Ridley Scott told the American Film Institute in 2009 that, “because [Ripley] was female the idea that she would survive at the end was highly unlikely. She’d probably go out in some beautifully sexy way halfway through the movie.” Even future Aliens director James Cameron’s preconceptions about the character served to surprise him when he first saw the movie. “You didn’t really know she was the main character,” he said. “She was just kind of this bitch officer that you thought was gonna fall by the wayside as it went along, and you know, the guy was gonna be the main character. And they flip-flopped on that. I loved the unexpectedness of that.”
Looking back on her character in 2009, Weaver told AFI that, “I think what attracted me to Ellen Ripley was that she, first of all, was a character who was written as a man, so it was written in a very straightforward way. This was a kind of direct person who didn’t have these scenes where she was suddenly vulnerable and she didn’t throw her hands up and wait for someone else to save her. She was a thinking, moving, deciding creature. And I think that the other thing that interested me was that she went from someone who sort of believed the world was a certain way, to someone who couldn’t believe in anything any more, and went from someone who’s sort of a thinking person to someone who’s kind of an instinctive animal. So there was lots of progressions in the character that I just thought would be very interesting to play.”

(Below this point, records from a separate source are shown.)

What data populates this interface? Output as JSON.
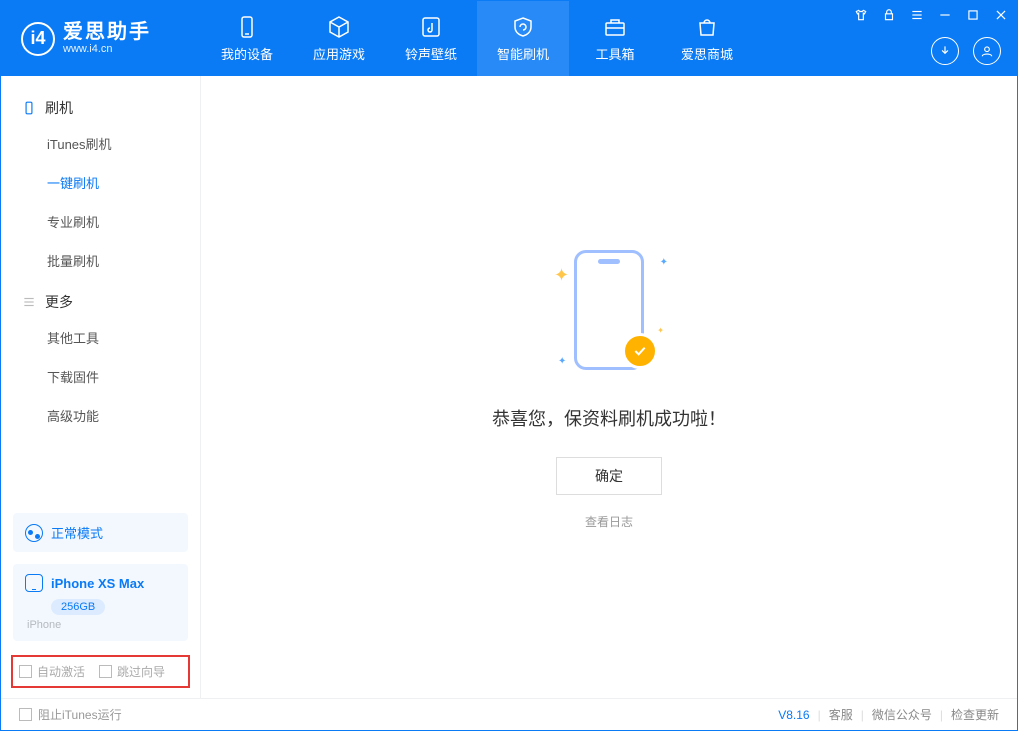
{
  "app": {
    "name_cn": "爱思助手",
    "name_en": "www.i4.cn"
  },
  "nav": {
    "items": [
      {
        "label": "我的设备"
      },
      {
        "label": "应用游戏"
      },
      {
        "label": "铃声壁纸"
      },
      {
        "label": "智能刷机"
      },
      {
        "label": "工具箱"
      },
      {
        "label": "爱思商城"
      }
    ]
  },
  "sidebar": {
    "group_flash": "刷机",
    "group_more": "更多",
    "flash_items": [
      {
        "label": "iTunes刷机"
      },
      {
        "label": "一键刷机"
      },
      {
        "label": "专业刷机"
      },
      {
        "label": "批量刷机"
      }
    ],
    "more_items": [
      {
        "label": "其他工具"
      },
      {
        "label": "下载固件"
      },
      {
        "label": "高级功能"
      }
    ],
    "mode_label": "正常模式",
    "device": {
      "name": "iPhone XS Max",
      "capacity": "256GB",
      "type": "iPhone"
    },
    "opts": {
      "auto_activate": "自动激活",
      "skip_guide": "跳过向导"
    }
  },
  "main": {
    "success_msg": "恭喜您，保资料刷机成功啦！",
    "ok_label": "确定",
    "log_link": "查看日志"
  },
  "status": {
    "block_itunes": "阻止iTunes运行",
    "version": "V8.16",
    "links": [
      {
        "label": "客服"
      },
      {
        "label": "微信公众号"
      },
      {
        "label": "检查更新"
      }
    ]
  }
}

When it seemed that Alien’s wardrobe unit were dressing Weaver up as too overtly feminine, Scott stepped in: “When they first dressed me up as Ripley it was in one of those pink and blue uniforms,” Weaver said in 2006. “Ridley Scott came in and said, ‘You look like fucking Jackie O’NASA.’ We went into this room where there were all these costumes from NASA and he tore it apart until we finally found this flight suit that was an actual flight suit. And that’s what I wore.”
“Weaver is not so sure about the feminism theory behind Alien. She thinks Ripley was a shrewd plot surprise created by studio executives at Fox whose noses were led by the box-office, not Girl Power. ‘I don’t think the producers were feminists. In the original script, they were all men. I think they thought, let’s change it up and make the survivor a woman because no one will ever think the survivor will be a woman.'”
~ The Independent, 2012.
“Certainly people who only know the Alien movies think of me as tough, but to me I’ve played only vulnerable women. Even Ripley. She’s a bare-bones kind of woman and she doesn’t fall apart, which people think is tough, but she only keeps it together because she has to. She’s alone.”
~ Sigourney Weaver, Total Film, 2006.
Ripley’s heroine star power was pushed into overdrive by James Cameron’s Aliens, and Weaver credited both Scott and Cameron for bringing the character to the forefront of the action hero pantheon. Speaking to The Independent in 2012, she said, “I certainly credit [Scott] in making Ripley an everyman character, not just a damsel in distress, but a character who is not giving up. Cameron was also a breath of fresh air. He is a champion of strong women who never thinks in terms of gender characteristics.”
Though Ripley resonated with audiences, the producers were at first disappointed that her gender did not lure more females into the cinema. Giler said in 2003 that “When we were looking at the numbers of the first Alien -the exit polls and all this kind of stuff that the studio gets- it’s… even though this was the first action hero heroine possibly ever -it’s the first one I know about- [we found] that women didn’t go to the movies. Women didn’t go to see it. And that the audience for the movie actually would have preferred that [Ripley] had been a man … If we’d done it [a sequel] right afterwards, we’d have probably done it with a man.”